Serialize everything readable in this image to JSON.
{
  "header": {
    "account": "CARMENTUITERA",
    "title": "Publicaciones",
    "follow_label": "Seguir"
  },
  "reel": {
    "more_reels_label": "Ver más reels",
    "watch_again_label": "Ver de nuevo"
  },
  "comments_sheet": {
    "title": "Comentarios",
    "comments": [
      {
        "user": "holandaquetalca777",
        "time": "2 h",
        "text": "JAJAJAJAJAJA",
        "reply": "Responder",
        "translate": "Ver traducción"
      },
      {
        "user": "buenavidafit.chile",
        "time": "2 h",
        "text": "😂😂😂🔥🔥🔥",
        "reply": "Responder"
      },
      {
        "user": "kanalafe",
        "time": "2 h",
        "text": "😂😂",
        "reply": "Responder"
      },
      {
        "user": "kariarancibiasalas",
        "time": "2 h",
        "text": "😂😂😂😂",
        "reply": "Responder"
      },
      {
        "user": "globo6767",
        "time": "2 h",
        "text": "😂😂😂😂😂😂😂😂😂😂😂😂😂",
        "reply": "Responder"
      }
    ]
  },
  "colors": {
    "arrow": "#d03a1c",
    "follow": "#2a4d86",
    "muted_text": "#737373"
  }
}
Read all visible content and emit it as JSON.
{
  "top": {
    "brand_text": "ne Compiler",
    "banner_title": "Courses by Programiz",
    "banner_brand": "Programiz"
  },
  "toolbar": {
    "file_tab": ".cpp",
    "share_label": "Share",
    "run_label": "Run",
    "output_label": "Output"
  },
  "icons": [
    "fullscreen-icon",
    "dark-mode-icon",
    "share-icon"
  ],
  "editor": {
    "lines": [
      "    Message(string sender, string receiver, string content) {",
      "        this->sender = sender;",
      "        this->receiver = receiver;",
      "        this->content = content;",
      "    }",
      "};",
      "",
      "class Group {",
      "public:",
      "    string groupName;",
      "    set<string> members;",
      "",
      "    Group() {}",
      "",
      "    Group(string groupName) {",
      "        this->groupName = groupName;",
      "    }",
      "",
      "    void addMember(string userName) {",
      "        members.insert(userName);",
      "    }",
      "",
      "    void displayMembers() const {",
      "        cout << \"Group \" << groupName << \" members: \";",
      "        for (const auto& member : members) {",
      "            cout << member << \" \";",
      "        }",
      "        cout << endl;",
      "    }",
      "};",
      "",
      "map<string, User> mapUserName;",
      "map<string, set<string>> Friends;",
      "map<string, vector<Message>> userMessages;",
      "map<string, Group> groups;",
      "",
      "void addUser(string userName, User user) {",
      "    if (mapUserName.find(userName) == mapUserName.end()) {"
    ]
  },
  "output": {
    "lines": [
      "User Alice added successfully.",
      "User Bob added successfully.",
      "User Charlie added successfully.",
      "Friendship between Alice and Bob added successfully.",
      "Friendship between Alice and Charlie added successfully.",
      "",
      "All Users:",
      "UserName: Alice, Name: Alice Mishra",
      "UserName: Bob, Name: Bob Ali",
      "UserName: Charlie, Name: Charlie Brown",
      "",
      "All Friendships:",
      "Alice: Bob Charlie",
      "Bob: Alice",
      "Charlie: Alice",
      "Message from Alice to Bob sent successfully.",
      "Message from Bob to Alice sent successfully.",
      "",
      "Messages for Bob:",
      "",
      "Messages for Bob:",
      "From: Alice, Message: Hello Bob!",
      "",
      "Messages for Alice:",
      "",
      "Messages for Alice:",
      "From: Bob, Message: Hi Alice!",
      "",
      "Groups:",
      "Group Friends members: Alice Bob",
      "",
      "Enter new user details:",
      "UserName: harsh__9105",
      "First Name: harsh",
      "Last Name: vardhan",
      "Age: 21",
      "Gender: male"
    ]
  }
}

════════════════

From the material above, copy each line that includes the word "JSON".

Serialize everything readable in this image to JSON.
Read all visible content and emit it as JSON.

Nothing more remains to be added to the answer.